The party continues on Saturdays and Sundays, April 26, May 10, 24, April 27, May 11, 25. Admission is free, but you must register by emailing registration@substation.org or calling 6337 7535.

Connect with MOMSHOO on Facebook, shop their Etsy store, and view all their creations on Flickr.


Since seeing our first children’s theatre production, I’ve been scouring the SISTIC website for more toddler-friendly performances. I now have a wad of tickets for theatre, dance, and music shows through to August!

o o o o o

Earlier today, we caught Rapunzel, a musical theatre production by The Little Company, a division of The Singapore Repertory Theatre. This retelling features long-locked Rapunzel, a chili crab- and chicken rice-cooking witch named Esme, a cartography-loving prince named Montague, and a bevy of zany animals.

Cheryl Tan, who plays Rapunzel, has a sprightly and commanding presence, just perfect for theatre written for wee ones. The music, by Youn Young Park (music) and Susannah Pearse (lyrics), is fantastic; we are still singing several of the songs hours later. And the play features humor and local popular and cultural references to make parents smile, such Esme’s running off to meet Gordon Ramsey.

I found the puppetry to be somewhat clumsy and spiritless, but my toddler’s eyes lit up each time Harriet the Bird, handled by Pamela Imperial, or Chester the Camel, handled by Jejie Esguerra, appeared on stage.

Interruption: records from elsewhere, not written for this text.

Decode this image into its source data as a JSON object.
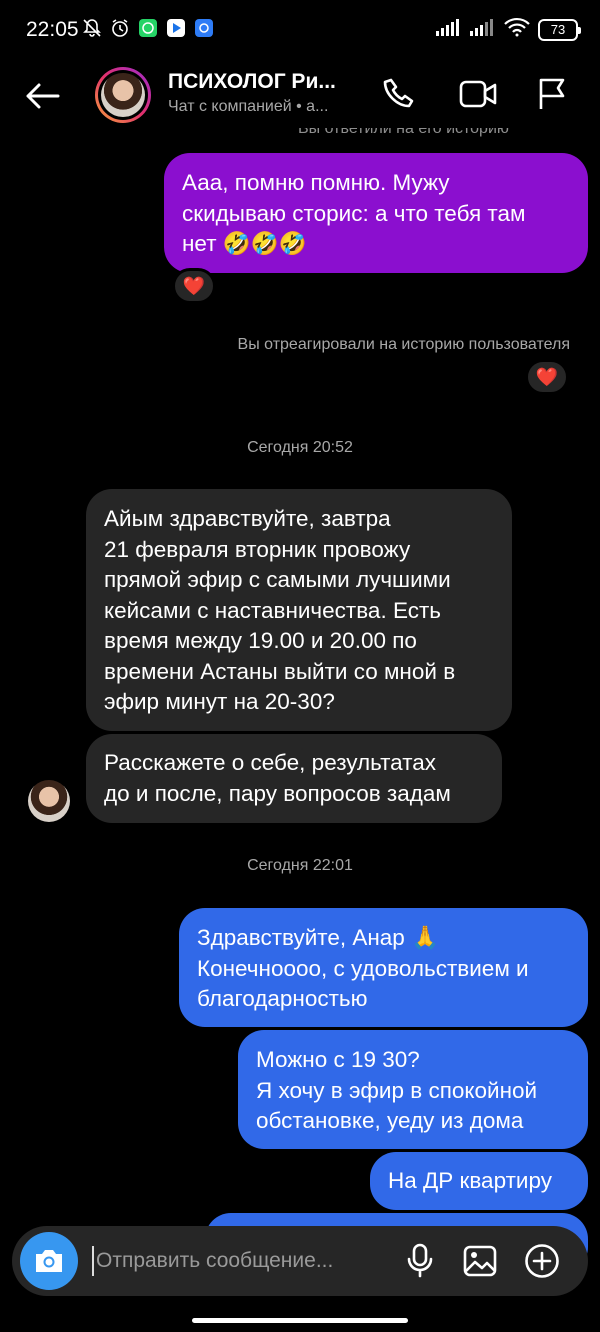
{
  "status_bar": {
    "time": "22:05",
    "battery": "73"
  },
  "header": {
    "contact_name": "ПСИХОЛОГ Ри...",
    "subtitle": "Чат с компанией • а..."
  },
  "messages": {
    "cut_text": "Вы ответили на его историю",
    "msg1": {
      "lines": [
        "Ааа, помню помню. Мужу",
        "скидываю сторис: а что тебя там",
        "нет 🤣🤣🤣"
      ],
      "reaction": "❤️"
    },
    "story_notice": "Вы отреагировали на историю пользователя",
    "story_reaction": "❤️",
    "timestamp1": "Сегодня 20:52",
    "msg2": {
      "lines": [
        "Айым здравствуйте, завтра",
        "21 февраля вторник провожу",
        "прямой эфир с самыми лучшими",
        "кейсами с наставничества. Есть",
        "время между 19.00 и 20.00 по",
        "времени Астаны выйти со мной в",
        "эфир минут на 20-30?"
      ]
    },
    "msg3": {
      "lines": [
        "Расскажете о себе, результатах",
        "до и после, пару вопросов задам"
      ]
    },
    "timestamp2": "Сегодня 22:01",
    "msg4": {
      "lines": [
        "Здравствуйте, Анар 🙏",
        "Конечнoooo, с удовольствием и",
        "благодарностью"
      ]
    },
    "msg5": {
      "lines": [
        "Можно с 19 30?",
        "Я хочу в эфир в спокойной",
        "обстановке, уеду из дома"
      ]
    },
    "msg6": {
      "lines": [
        "На ДР квартиру"
      ]
    }
  },
  "composer": {
    "placeholder": "Отправить сообщение..."
  },
  "icons": {
    "back": "arrow-left-icon",
    "call": "phone-icon",
    "video": "video-camera-icon",
    "report": "flag-icon",
    "camera": "camera-icon",
    "mic": "microphone-icon",
    "gallery": "image-icon",
    "add": "plus-circle-icon"
  },
  "colors": {
    "sent_purple": "#8b0fcf",
    "sent_blue": "#3169e8",
    "received": "#262626",
    "camera_button": "#3797f0"
  }
}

I’ll end with this: as we left the theatre, my child said, “I want to see it again!”

Rapunzel closes on April 30. Weekday performances are at 10AM and 2PM (selected days). Weekend performances are at 11AM and 2PM.


Get every new post delivered to your Inbox.

Join 205 other followers